Indeed, heeding the Baseball Crank’s warning that knowledge is not settled, one possibility is as good as another at this point. Many of the features that Kindle and iPad devotees brag about (what Ed Driscoll hails, for example, as “being able to read a book anywhere, and carry the digital equivalent of a massive stack of them onto an airplane”) may not seem all that remarkable or important in a few years.

Electronic reading devices are new devices for old readers. Younger readers do not come to books with the same personal history. In fact, their own history with books might lead them to prefer paper and binding. I’ve suggested as much before (here and here). Children first encounter books as physical things. Board books, lift-the-flap books, touch-and-feel books, pop-up books — their first books are three-dimensional objects that encourage children to explore them in all three dimensions. When they acquire their own books, the books they have selected for themselves, children are proud of them. They like to display them on their shelves and carry them everywhere. They may even begin to develop a love for good paper and fine binding.
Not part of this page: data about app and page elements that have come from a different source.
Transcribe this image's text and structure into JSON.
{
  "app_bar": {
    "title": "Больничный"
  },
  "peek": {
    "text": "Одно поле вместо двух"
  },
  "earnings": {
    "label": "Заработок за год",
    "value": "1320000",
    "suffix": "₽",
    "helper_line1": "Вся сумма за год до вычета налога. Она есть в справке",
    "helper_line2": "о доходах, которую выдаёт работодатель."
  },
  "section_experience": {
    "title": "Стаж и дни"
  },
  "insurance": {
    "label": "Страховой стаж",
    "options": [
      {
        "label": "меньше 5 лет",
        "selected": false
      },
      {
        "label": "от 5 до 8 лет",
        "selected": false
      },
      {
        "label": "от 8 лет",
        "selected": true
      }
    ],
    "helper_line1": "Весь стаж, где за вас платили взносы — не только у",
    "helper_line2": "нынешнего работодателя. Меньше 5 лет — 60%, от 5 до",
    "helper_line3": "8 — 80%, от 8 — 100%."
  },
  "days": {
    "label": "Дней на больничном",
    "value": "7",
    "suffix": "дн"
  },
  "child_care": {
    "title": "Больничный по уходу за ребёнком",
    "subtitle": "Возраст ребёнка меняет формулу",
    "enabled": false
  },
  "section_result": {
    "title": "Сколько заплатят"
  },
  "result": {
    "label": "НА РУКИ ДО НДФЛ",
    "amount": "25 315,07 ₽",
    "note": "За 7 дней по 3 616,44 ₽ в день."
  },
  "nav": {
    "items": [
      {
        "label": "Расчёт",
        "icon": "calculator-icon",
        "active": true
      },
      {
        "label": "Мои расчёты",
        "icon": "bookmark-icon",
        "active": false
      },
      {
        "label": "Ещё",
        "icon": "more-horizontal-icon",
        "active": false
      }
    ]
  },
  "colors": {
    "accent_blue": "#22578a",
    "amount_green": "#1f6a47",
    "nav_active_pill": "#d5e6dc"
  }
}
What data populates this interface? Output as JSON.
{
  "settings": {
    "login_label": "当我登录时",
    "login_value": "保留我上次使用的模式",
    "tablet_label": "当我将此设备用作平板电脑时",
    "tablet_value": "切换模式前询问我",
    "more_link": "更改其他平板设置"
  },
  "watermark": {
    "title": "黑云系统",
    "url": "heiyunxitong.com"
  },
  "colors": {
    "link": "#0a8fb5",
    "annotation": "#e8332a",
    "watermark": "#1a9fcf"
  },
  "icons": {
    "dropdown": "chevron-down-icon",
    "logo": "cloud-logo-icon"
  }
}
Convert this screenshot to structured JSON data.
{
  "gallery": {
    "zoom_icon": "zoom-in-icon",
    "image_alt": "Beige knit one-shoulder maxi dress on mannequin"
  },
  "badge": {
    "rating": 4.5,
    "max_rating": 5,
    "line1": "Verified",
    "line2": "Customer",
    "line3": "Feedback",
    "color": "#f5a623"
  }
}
I’m not saying that printed books will triumph in the end. I’m no better than anyone else at predicting the future. What I am suggesting is that older readers, excited about their Kindles and iPads, have become strangers to their first experience with books and reading. The newfangled devices are exciting because they appear to solve longstanding problems — the problems of older readers, who have spent a lifetime with books. Younger readers, who do not share that excitement and are not yet estranged from their own literary history, may not prefer ebooks to printed books after all.


Thursday, September 8, 2011

A Taiwanese model's tattoo on back and shoulders that looks like a Chinese ceramic vase

The model is Miss Chen Guei-yinn, 27, from Taipei, Taiwan. The model's tattoo on back and shoulders that looks like a Chinese ceramic vase said to be the Qianglong-period Famille rose "peach" vase. Cost of tattoo: approximately US$2500.

Thursday, September 1, 2011

New "fake Steve Jobs doppelganger surfaces in Taiwan

-- Another expat 'actor' (not Brook Hall this time) is seen hawking a popular snack food in TV ad going viral as we type!

[Source: Gimlet-eyed internet sleuth and TV couch potato Dan Bloom]



and here

Apparently, the Doppelganger Effect in Taiwan doesn't stop, and this
week, an entirely new TV commercial with a new American expat
playing the role of "Steve Jobs" has begun airing on TV screens across
Jobs-infatuated Isla Formosa. Again, no word on whether Apple
execs have seen the advert (most likely not) or if they intend to sue
for infringment of copyright and lookalike trademarkedness (most
there is no lawsuit in the pipeline).

This new fake Steve Jobs comes at a sensitive time in Apple's
corporate history, and while Taiwanese are more than respectful of the
tech wizard's health and are certainly cheering for him to make a
speedy recovery, the new TV spot -- just 15 seconds long -- was made
before the resignation letter was released and planned at least two
months ago when it was shot in a Taipei studio for a local snack
called Vedan Enterprise Corporation in central Taiwan's bustling
''second city'' of Taichung.

The new spot is also giving away a free iPad to those who buy the junk
food snack packs and enter a drawing, Kety Chen at Vedan told
this gimlet-eyed doppelganger sleuth by phone.

While not as good a lookalike as Mr Jobs as the Brook Hall was in that
earlier TV spot for a popular tea drink (now off the air in Taiwan,
but archived for all eternity on YouTube, with over 200,000 hits and
counting), this new fake Apple CEO looks the part if one stretches
one's imagination across the seas and plants it firmly in Asian terra

And yes, this new snack food advert is making waves in the
Chinese-language blogosphere and giving Jobs fans in Taiwan and around
the world another viral video to file away in the doppelganger
department. Sadly, it comes at a sad time in Jobs career, and we wish
him the best of health from here on out.